September 01, 2009 | By George Miller
(Part of HI-WIRE’s weekly series of original reporting: Focus on Value-Based Benefit Design.)
It was unanimous: June’s National Institute for Health Care Management (NIHCM) Foundation Health Care Research award winner was the paper, “Impact of Decreasing Copayments on Medication Adherence Within a Disease Management Environment,” (Health Affairs 2008; 27(1):103-112). The paper was authored by researchers and analysts from Harvard University, the University of Michigan, and care management company ActiveHealth Management.
The study described in the paper evaluates the impact of selectively lowering co-pays for certain classes of drugs used in the treatment of chronic medical conditions.
“Research has proven that co-pays, even very small ones, can serve as financial barriers to accessing needed care,” says author Stephen Rosenberg, MD, ActiveHealth senior vice president for outcomes research, in an announcement. “This leads to costly and avoidable hospitalizations and emergency room visits. Our study demonstrated that reducing or eliminating co-pays significantly increases compliance with potentially life-saving medications. A value-based insurance design program can reduce a barrier to compliance, resulting in improved quality care and lower costs.”
In addition, two of the authors, A. Mark Fendrick, MD, University of Michigan Medical Center and Michael Chernew, PhD, Harvard Medical School, have produced an essay in the NIHCM publication New Expert Voices: “Value Based Insurance Design: Maintaining a Focus on Health in an Era of Cost Containment.”
The essay advocates varied cost sharing according to the value of the health service provided, encouraging patients to use high-value services and avoid services of low value. “The principles behind value-based insurance design can work synergistically with a range of patient- and provider-oriented cost containment strategies to promote value,” according to the essay.

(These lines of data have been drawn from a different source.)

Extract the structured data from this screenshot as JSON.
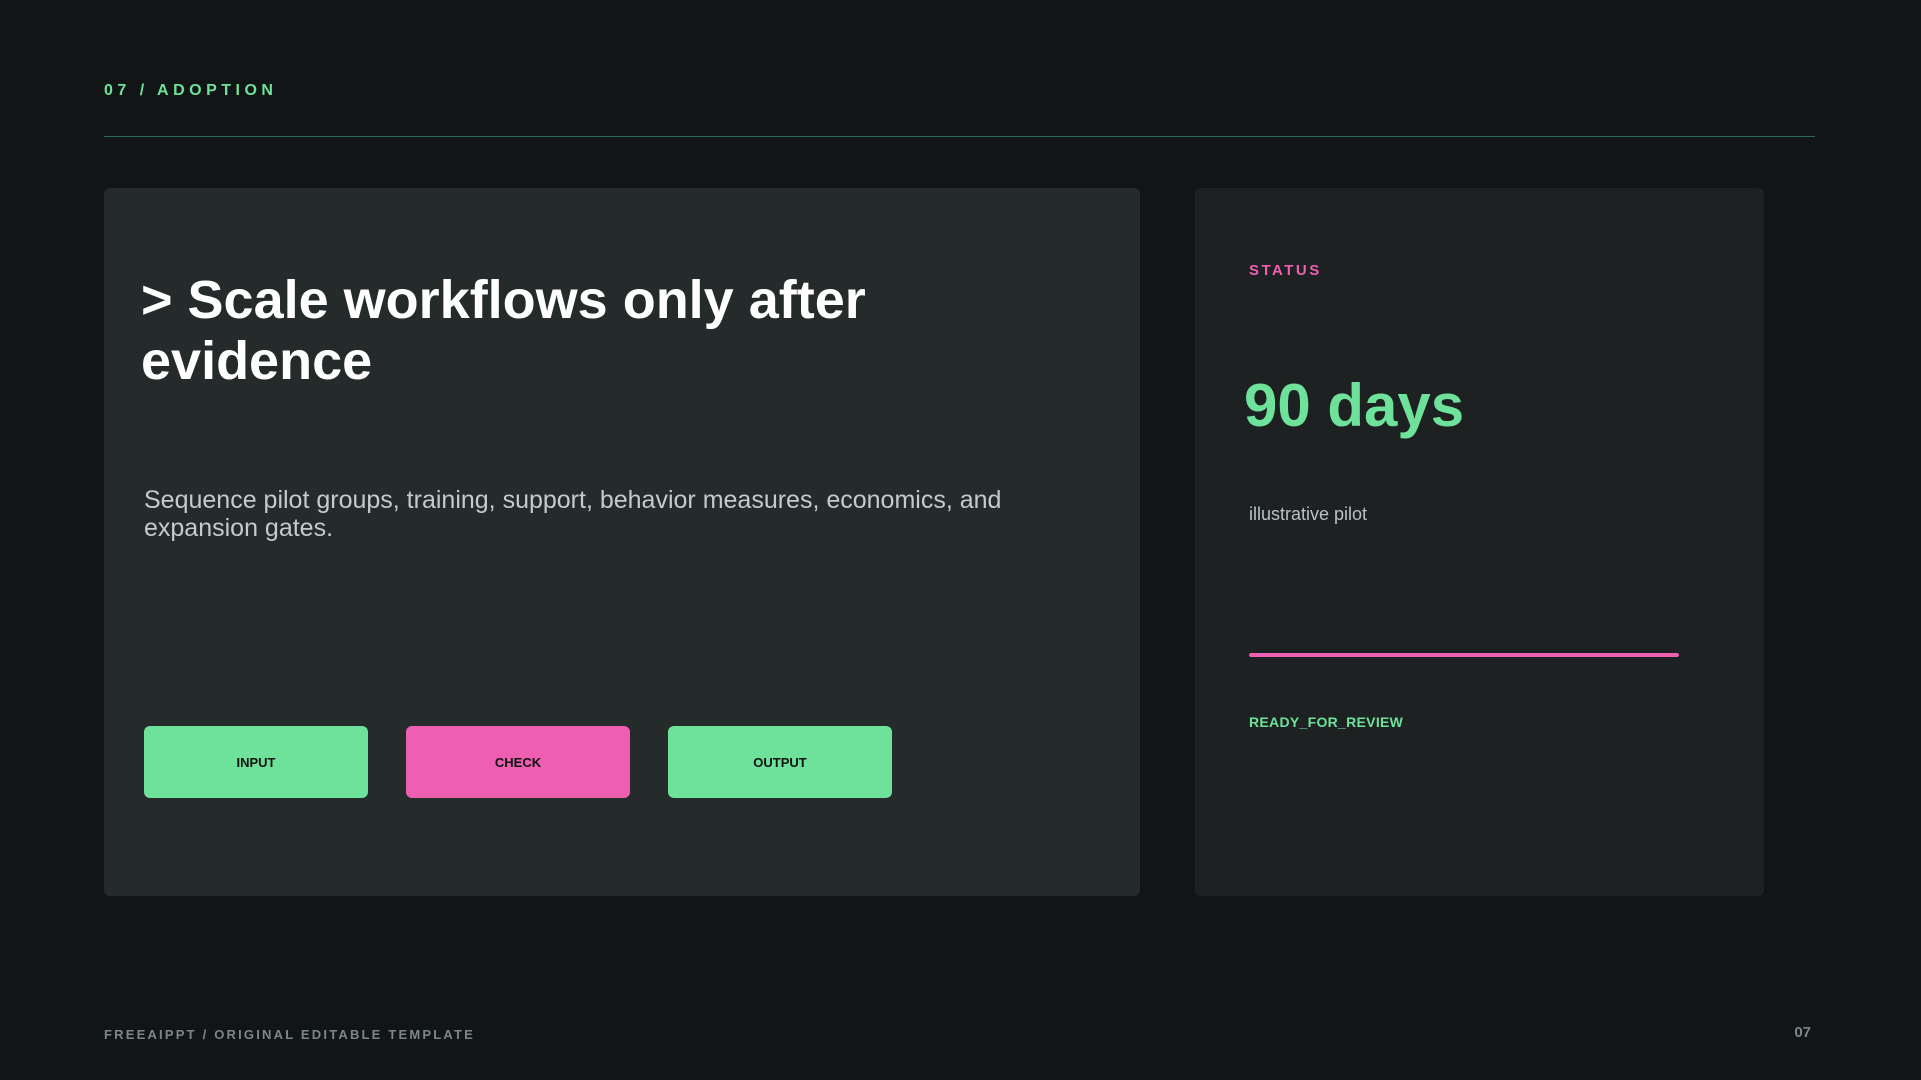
{
  "header": {
    "section_label": "07 / ADOPTION"
  },
  "main_card": {
    "headline": "> Scale workflows only after evidence",
    "subtext": "Sequence pilot groups, training, support, behavior measures, economics, and expansion gates.",
    "flow": [
      {
        "label": "INPUT",
        "color": "#6ee29a"
      },
      {
        "label": "CHECK",
        "color": "#ee5fb2"
      },
      {
        "label": "OUTPUT",
        "color": "#6ee29a"
      }
    ]
  },
  "status_card": {
    "label": "STATUS",
    "value": "90 days",
    "note": "illustrative pilot",
    "progress": 1.0,
    "state": "READY_FOR_REVIEW"
  },
  "footer": {
    "label": "FREEAIPPT / ORIGINAL EDITABLE TEMPLATE",
    "page_number": "07"
  },
  "colors": {
    "background": "#111516",
    "accent_green": "#6ee29a",
    "accent_pink": "#ee5fb2",
    "card": "#252a2b",
    "status_card": "#1d2122"
  }
}
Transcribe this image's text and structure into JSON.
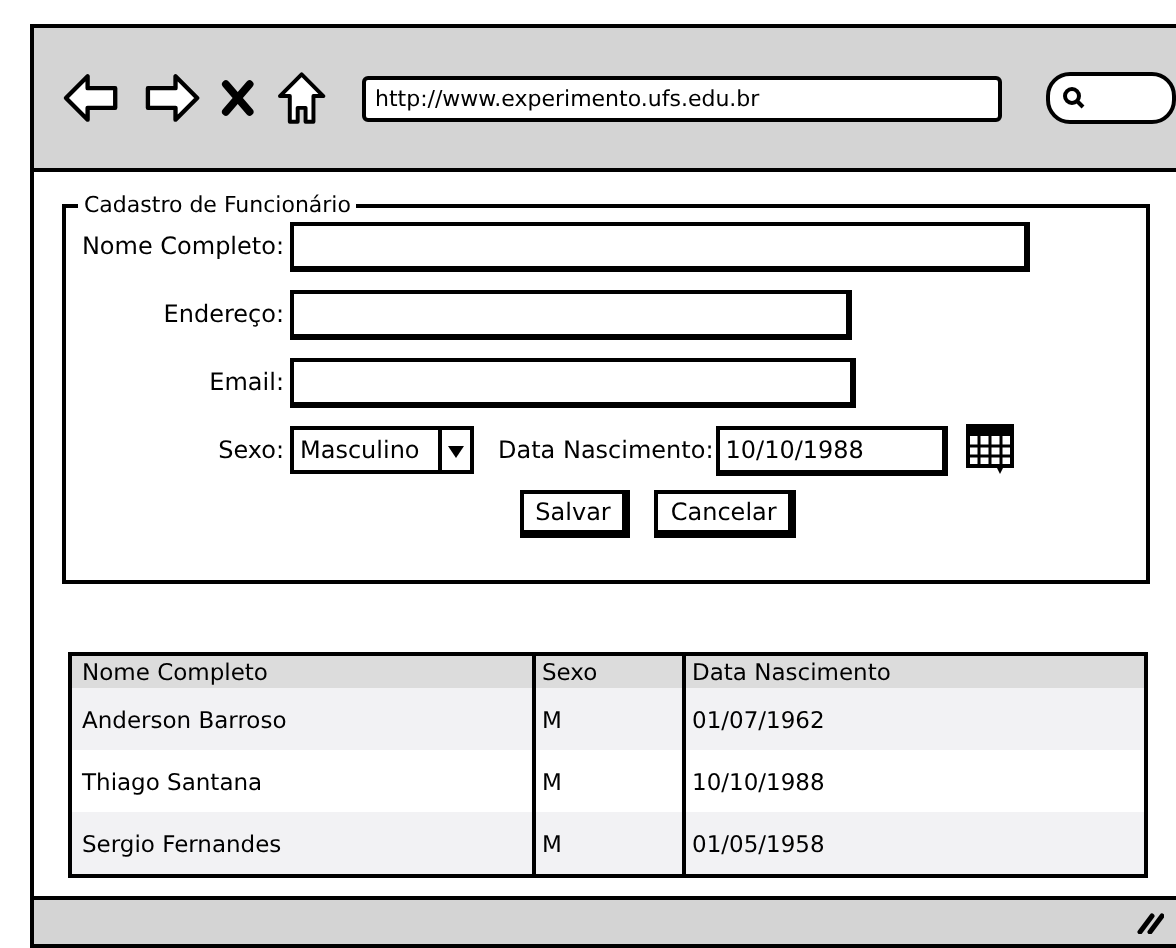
{
  "browser": {
    "url": "http://www.experimento.ufs.edu.br"
  },
  "form": {
    "legend": "Cadastro de Funcionário",
    "fields": [
      {
        "label": "Nome Completo:"
      },
      {
        "label": "Endereço:"
      },
      {
        "label": "Email:"
      }
    ],
    "sex": {
      "label": "Sexo:",
      "value": "Masculino"
    },
    "birth": {
      "label": "Data Nascimento:",
      "value": "10/10/1988"
    },
    "buttons": [
      "Salvar",
      "Cancelar"
    ]
  },
  "table": {
    "columns": [
      "Nome Completo",
      "Sexo",
      "Data Nascimento"
    ],
    "rows": [
      [
        "Anderson Barroso",
        "M",
        "01/07/1962"
      ],
      [
        "Thiago Santana",
        "M",
        "10/10/1988"
      ],
      [
        "Sergio Fernandes",
        "M",
        "01/05/1958"
      ]
    ]
  }
}
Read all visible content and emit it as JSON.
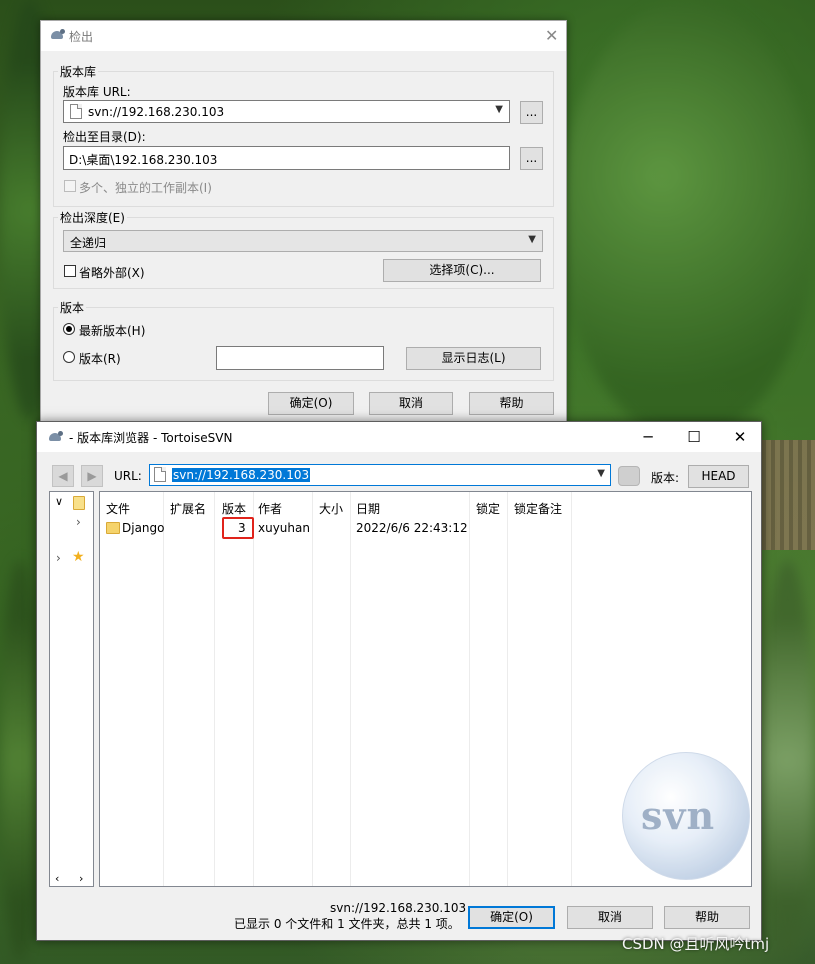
{
  "checkout_dialog": {
    "title": "检出",
    "repo_group": "版本库",
    "repo_url_label": "版本库 URL:",
    "repo_url_value": "svn://192.168.230.103",
    "browse_label": "...",
    "checkout_dir_label": "检出至目录(D):",
    "checkout_dir_value": "D:\\桌面\\192.168.230.103",
    "multiple_copies_label": "多个、独立的工作副本(I)",
    "depth_group": "检出深度(E)",
    "depth_value": "全递归",
    "omit_externals_label": "省略外部(X)",
    "choose_items_label": "选择项(C)...",
    "revision_group": "版本",
    "head_revision_label": "最新版本(H)",
    "revision_label": "版本(R)",
    "revision_value": "",
    "show_log_label": "显示日志(L)",
    "ok_label": "确定(O)",
    "cancel_label": "取消",
    "help_label": "帮助"
  },
  "repo_browser": {
    "title": "- 版本库浏览器 - TortoiseSVN",
    "url_label": "URL:",
    "url_value": "svn://192.168.230.103",
    "revision_label": "版本:",
    "revision_button": "HEAD",
    "columns": [
      "文件",
      "扩展名",
      "版本",
      "作者",
      "大小",
      "日期",
      "锁定",
      "锁定备注"
    ],
    "rows": [
      {
        "name": "Django",
        "ext": "",
        "revision": "3",
        "author": "xuyuhan",
        "size": "",
        "date": "2022/6/6 22:43:12",
        "lock": "",
        "lock_comment": ""
      }
    ],
    "status_url": "svn://192.168.230.103",
    "status_summary": "已显示 0 个文件和 1 文件夹，总共 1 项。",
    "ok_label": "确定(O)",
    "cancel_label": "取消",
    "help_label": "帮助",
    "logo_text": "svn"
  },
  "watermark": "CSDN @且听风吟tmj",
  "colors": {
    "accent": "#0078d7",
    "highlight": "#e0231b",
    "folder": "#f5d36b"
  }
}
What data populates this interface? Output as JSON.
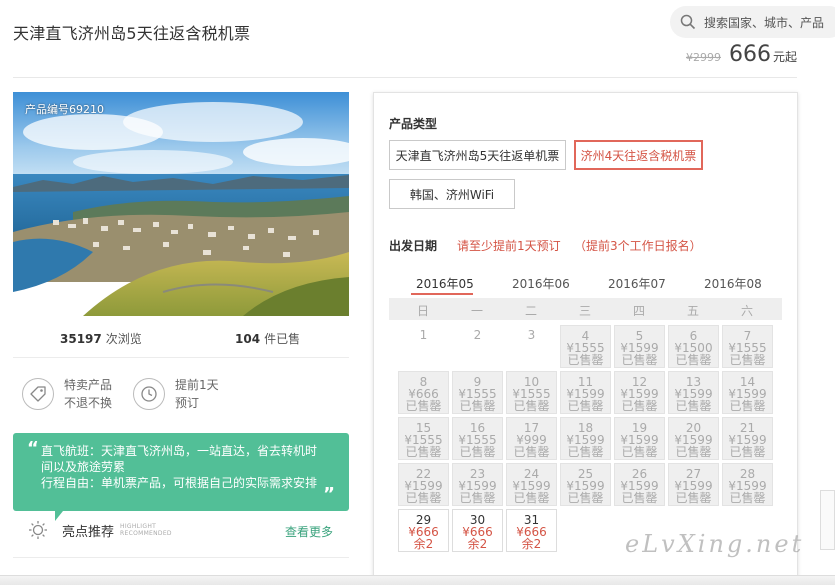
{
  "header": {
    "title": "天津直飞济州岛5天往返含税机票",
    "search_placeholder": "搜索国家、城市、产品",
    "original_price": "¥2999",
    "price": "666",
    "price_unit": "元起"
  },
  "product": {
    "code": "产品编号69210",
    "views_count": "35197",
    "views_label": "次浏览",
    "sold_count": "104",
    "sold_label": "件已售",
    "features": [
      {
        "icon": "tag-icon",
        "line1": "特卖产品",
        "line2": "不退不换"
      },
      {
        "icon": "clock-icon",
        "line1": "提前1天",
        "line2": "预订"
      }
    ],
    "description": {
      "line1": "直飞航班：天津直飞济州岛，一站直达，省去转机时",
      "line2": "间以及旅途劳累",
      "line3": "行程自由：单机票产品，可根据自己的实际需求安排"
    },
    "highlight_title": "亮点推荐",
    "highlight_sub1": "HIGHLIGHT",
    "highlight_sub2": "RECOMMENDED",
    "see_more": "查看更多"
  },
  "booking": {
    "type_label": "产品类型",
    "options": [
      {
        "label": "天津直飞济州岛5天往返单机票",
        "selected": false
      },
      {
        "label": "济州4天往返含税机票",
        "selected": true
      },
      {
        "label": "韩国、济州WiFi",
        "selected": false
      }
    ],
    "date_label": "出发日期",
    "note1": "请至少提前1天预订",
    "note2": "（提前3个工作日报名）",
    "months": [
      "2016年05",
      "2016年06",
      "2016年07",
      "2016年08"
    ],
    "active_month": 0,
    "weekdays": [
      "日",
      "一",
      "二",
      "三",
      "四",
      "五",
      "六"
    ],
    "calendar": [
      [
        {
          "d": "",
          "p": "",
          "s": "",
          "t": "empty"
        },
        {
          "d": "1",
          "p": "",
          "s": "",
          "t": "plain"
        },
        {
          "d": "2",
          "p": "",
          "s": "",
          "t": "plain"
        },
        {
          "d": "3",
          "p": "",
          "s": "",
          "t": "plain"
        },
        {
          "d": "4",
          "p": "¥1555",
          "s": "已售罄",
          "t": "sold"
        },
        {
          "d": "5",
          "p": "¥1599",
          "s": "已售罄",
          "t": "sold"
        },
        {
          "d": "6",
          "p": "¥1500",
          "s": "已售罄",
          "t": "sold"
        },
        {
          "d": "7",
          "p": "¥1555",
          "s": "已售罄",
          "t": "sold"
        }
      ],
      [
        {
          "d": "8",
          "p": "¥666",
          "s": "已售罄",
          "t": "sold"
        },
        {
          "d": "9",
          "p": "¥1555",
          "s": "已售罄",
          "t": "sold"
        },
        {
          "d": "10",
          "p": "¥1555",
          "s": "已售罄",
          "t": "sold"
        },
        {
          "d": "11",
          "p": "¥1599",
          "s": "已售罄",
          "t": "sold"
        },
        {
          "d": "12",
          "p": "¥1599",
          "s": "已售罄",
          "t": "sold"
        },
        {
          "d": "13",
          "p": "¥1599",
          "s": "已售罄",
          "t": "sold"
        },
        {
          "d": "14",
          "p": "¥1599",
          "s": "已售罄",
          "t": "sold"
        }
      ],
      [
        {
          "d": "15",
          "p": "¥1555",
          "s": "已售罄",
          "t": "sold"
        },
        {
          "d": "16",
          "p": "¥1555",
          "s": "已售罄",
          "t": "sold"
        },
        {
          "d": "17",
          "p": "¥999",
          "s": "已售罄",
          "t": "sold"
        },
        {
          "d": "18",
          "p": "¥1599",
          "s": "已售罄",
          "t": "sold"
        },
        {
          "d": "19",
          "p": "¥1599",
          "s": "已售罄",
          "t": "sold"
        },
        {
          "d": "20",
          "p": "¥1599",
          "s": "已售罄",
          "t": "sold"
        },
        {
          "d": "21",
          "p": "¥1599",
          "s": "已售罄",
          "t": "sold"
        }
      ],
      [
        {
          "d": "22",
          "p": "¥1599",
          "s": "已售罄",
          "t": "sold"
        },
        {
          "d": "23",
          "p": "¥1599",
          "s": "已售罄",
          "t": "sold"
        },
        {
          "d": "24",
          "p": "¥1599",
          "s": "已售罄",
          "t": "sold"
        },
        {
          "d": "25",
          "p": "¥1599",
          "s": "已售罄",
          "t": "sold"
        },
        {
          "d": "26",
          "p": "¥1599",
          "s": "已售罄",
          "t": "sold"
        },
        {
          "d": "27",
          "p": "¥1599",
          "s": "已售罄",
          "t": "sold"
        },
        {
          "d": "28",
          "p": "¥1599",
          "s": "已售罄",
          "t": "sold"
        }
      ],
      [
        {
          "d": "29",
          "p": "¥666",
          "s": "余2",
          "t": "avail"
        },
        {
          "d": "30",
          "p": "¥666",
          "s": "余2",
          "t": "avail"
        },
        {
          "d": "31",
          "p": "¥666",
          "s": "余2",
          "t": "avail"
        }
      ]
    ]
  },
  "watermark": "eLvXing.net",
  "colors": {
    "accent_red": "#d45445",
    "green": "#52bf97",
    "link_green": "#3aa37d"
  }
}
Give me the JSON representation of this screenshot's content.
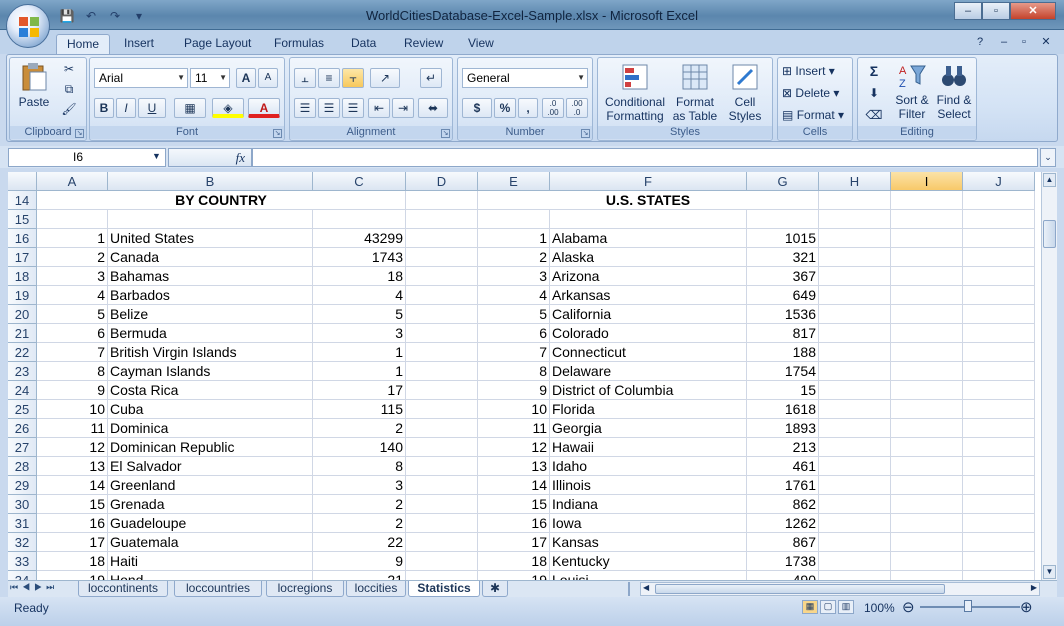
{
  "window": {
    "title": "WorldCitiesDatabase-Excel-Sample.xlsx - Microsoft Excel",
    "minimize": "–",
    "restore": "▫",
    "close": "✕"
  },
  "ribbon_tabs": [
    "Home",
    "Insert",
    "Page Layout",
    "Formulas",
    "Data",
    "Review",
    "View"
  ],
  "clipboard": {
    "label": "Clipboard",
    "paste": "Paste"
  },
  "font": {
    "label": "Font",
    "name": "Arial",
    "size": "11",
    "grow": "A",
    "shrink": "A",
    "bold": "B",
    "italic": "I",
    "underline": "U",
    "color_letter": "A"
  },
  "alignment": {
    "label": "Alignment"
  },
  "number": {
    "label": "Number",
    "format": "General",
    "currency": "$",
    "percent": "%",
    "comma": ",",
    "inc_decimal": ".0\n.00",
    "dec_decimal": ".00\n.0"
  },
  "styles": {
    "label": "Styles",
    "conditional": "Conditional\nFormatting",
    "format_table": "Format\nas Table",
    "cell_styles": "Cell\nStyles"
  },
  "cells": {
    "label": "Cells",
    "insert": "Insert",
    "delete": "Delete",
    "format": "Format"
  },
  "editing": {
    "label": "Editing",
    "sigma": "Σ",
    "sort": "Sort &\nFilter",
    "find": "Find &\nSelect"
  },
  "formula_bar": {
    "name_box": "I6",
    "fx": "fx",
    "value": ""
  },
  "columns": [
    "A",
    "B",
    "C",
    "D",
    "E",
    "F",
    "G",
    "H",
    "I",
    "J"
  ],
  "selected_column": "I",
  "rows": [
    "14",
    "15",
    "16",
    "17",
    "18",
    "19",
    "20",
    "21",
    "22",
    "23",
    "24",
    "25",
    "26",
    "27",
    "28",
    "29",
    "30",
    "31",
    "32",
    "33",
    "34"
  ],
  "headers": {
    "by_country": "BY COUNTRY",
    "us_states": "U.S. STATES"
  },
  "countries": [
    [
      "1",
      "United States",
      "43299"
    ],
    [
      "2",
      "Canada",
      "1743"
    ],
    [
      "3",
      "Bahamas",
      "18"
    ],
    [
      "4",
      "Barbados",
      "4"
    ],
    [
      "5",
      "Belize",
      "5"
    ],
    [
      "6",
      "Bermuda",
      "3"
    ],
    [
      "7",
      "British Virgin Islands",
      "1"
    ],
    [
      "8",
      "Cayman Islands",
      "1"
    ],
    [
      "9",
      "Costa Rica",
      "17"
    ],
    [
      "10",
      "Cuba",
      "115"
    ],
    [
      "11",
      "Dominica",
      "2"
    ],
    [
      "12",
      "Dominican Republic",
      "140"
    ],
    [
      "13",
      "El Salvador",
      "8"
    ],
    [
      "14",
      "Greenland",
      "3"
    ],
    [
      "15",
      "Grenada",
      "2"
    ],
    [
      "16",
      "Guadeloupe",
      "2"
    ],
    [
      "17",
      "Guatemala",
      "22"
    ],
    [
      "18",
      "Haiti",
      "9"
    ]
  ],
  "states": [
    [
      "1",
      "Alabama",
      "1015"
    ],
    [
      "2",
      "Alaska",
      "321"
    ],
    [
      "3",
      "Arizona",
      "367"
    ],
    [
      "4",
      "Arkansas",
      "649"
    ],
    [
      "5",
      "California",
      "1536"
    ],
    [
      "6",
      "Colorado",
      "817"
    ],
    [
      "7",
      "Connecticut",
      "188"
    ],
    [
      "8",
      "Delaware",
      "1754"
    ],
    [
      "9",
      "District of Columbia",
      "15"
    ],
    [
      "10",
      "Florida",
      "1618"
    ],
    [
      "11",
      "Georgia",
      "1893"
    ],
    [
      "12",
      "Hawaii",
      "213"
    ],
    [
      "13",
      "Idaho",
      "461"
    ],
    [
      "14",
      "Illinois",
      "1761"
    ],
    [
      "15",
      "Indiana",
      "862"
    ],
    [
      "16",
      "Iowa",
      "1262"
    ],
    [
      "17",
      "Kansas",
      "867"
    ],
    [
      "18",
      "Kentucky",
      "1738"
    ]
  ],
  "partial_row": {
    "a": "19",
    "b": "Hond",
    "c": "21",
    "e": "19",
    "f": "Louisi",
    "g": "490"
  },
  "sheet_tabs": [
    "loccontinents",
    "loccountries",
    "locregions",
    "loccities",
    "Statistics"
  ],
  "active_sheet": "Statistics",
  "status": {
    "ready": "Ready",
    "zoom": "100%",
    "zoom_out": "⊖",
    "zoom_in": "⊕"
  }
}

The paper also contains some historical context. The idea that higher patient cost sharing reduces the use of health care services and lowers spending for purchasers dates back to the 1970s. Consensus holds that a 10% price increase yields a utilization drop of 1.7%-”a modest effect, [but] the ramifications can still be meaningful,” the authors write.
But consensus also holds that increased cost sharing reduces use of both high- and low-value services, “even potentially life-saving services.”
Value-based insurance design, by contrast, applies “clinically sensitive” cost sharing, “preserving the demand-dampening advantages of higher cost sharing while lessening the adverse health consequences that can result when high out-of-pocket expenditures reduce the use of high-value clinical services,” according to the authors.
By contrast, a recent commentary that ran in Workforce Management appears to advocate an opposite approach: replacing co-pays with co-insurance, so that as healthcare costs rise, so too does the amount contributed by patients.
Author Jeffrey Shovlin, senior director for global benefits at human resources consultancy Hewitt Associates, argues that co-insurance forces employees to think about health care costs but does not require major benefit changes. “This makes employees better consumers, because their health care costs are directly related to the choices they make,” writes Shovlin. “A co-insurance model also protects the plan from bearing the full burden of health care inflation.”
Shovlin notes that the fixed co-payment model works in favor of plan participants during times of inflation, and favors heavy users, while co-insurance serves as a hedge in the plan’s favor during a period of rapidly escalating price increases.
Shovlin acknowledges the risk of co-insurance-that employees become noncompliant with their medication regimen because they can no longer afford prescriptions or check-ups. “This is particularly worrisome in today’s economy, when we know more employees are forgoing the cost of care because they can’t afford it.”
But he’s quick to dismiss the risk: “The compliance challenge can be overcome if employers put measures in place to encourage the right behaviors and discourage the wrong ones.” He identifies such measures as capping employees’ co-insurance obligation, providing prescriptions at no cost for employee enrolled in a disease-management program for their condition, and covering preventive services at 100%.
Shovlin concludes with the following: “My position is that co-payments should go the way of the dinosaur before health care as we know it today has the same fate as Tyrannosaurus rex.”
For their part, authors of the NIHCM-recognized Health Affairs article found that in the context of disease-management programs, medication adherence in the value-based intervention of reduced co-payments increased for four of five medication classes studied, reducing nonadherence by 7% to 14% compared with a control group using the same disease-management program without the reduced co-pays. The results, they write, “demonstrate the potential for copayment reductions for highly valued services to increase medication adherence above the effects of existing disease-management programs.” Article Content: AHIP-All Rights Reserved: © AHIP 2008 Source: http://www.ahiphiwire.org/LearningCenter/Feature.aspx?doc_id=393857